The Unlearning Organization LO9744

Michael Scudder (
Wed, 04 Sep 1996 15:41:49 -0400

Replying to LO9697 --

"Unlearning" to me connotes a return to some immaculate "unlearned" state
from which the subject (person, group, organization) may proceed to
relearn the "correct" skill. This is a seductive model in its simplicity,
and it might be a useful characterization with respect to elemental, very
well-delimited skills (such as simple motor skills). But it does not work
for complex behaviors for, among other things, "unlearning" implies that:

o the behavior is isolable from a belief system
about the nature of some reality;

o time moves in reverse, as if "unlearning"
also involves amnesia about all the experiences
and belief structure related to the old behavior.

o the context of the new and old behaviors is the
same -- but new contexts (environments) often
force behavioral changes;

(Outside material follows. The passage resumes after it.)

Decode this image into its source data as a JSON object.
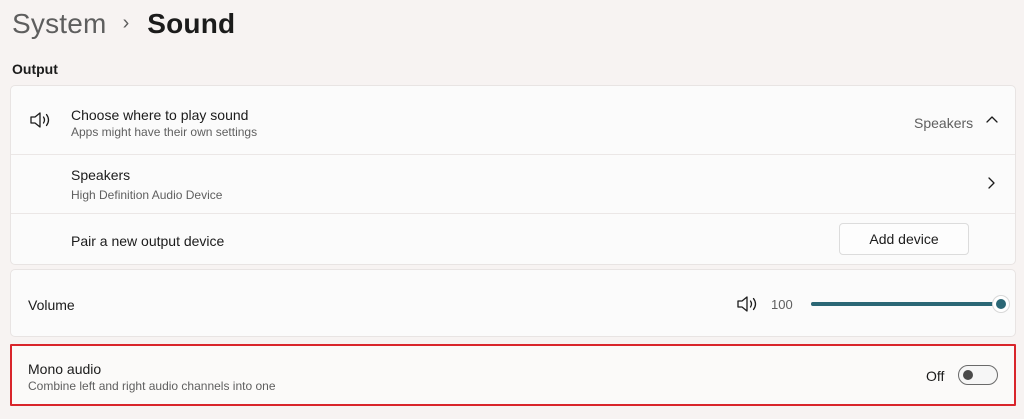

o the scope and purpose of the new and old behaviors
is the same.

Any complex behavior relates to a belief system and (probably) a set of
metaphors. And any change in the belief system or behavior or metaphor
entails a change in all the others.

Michael Scudder


Michael Scudder <>

Learning-org -- An Internet Dialog on Learning Organizations For info: <> -or- <>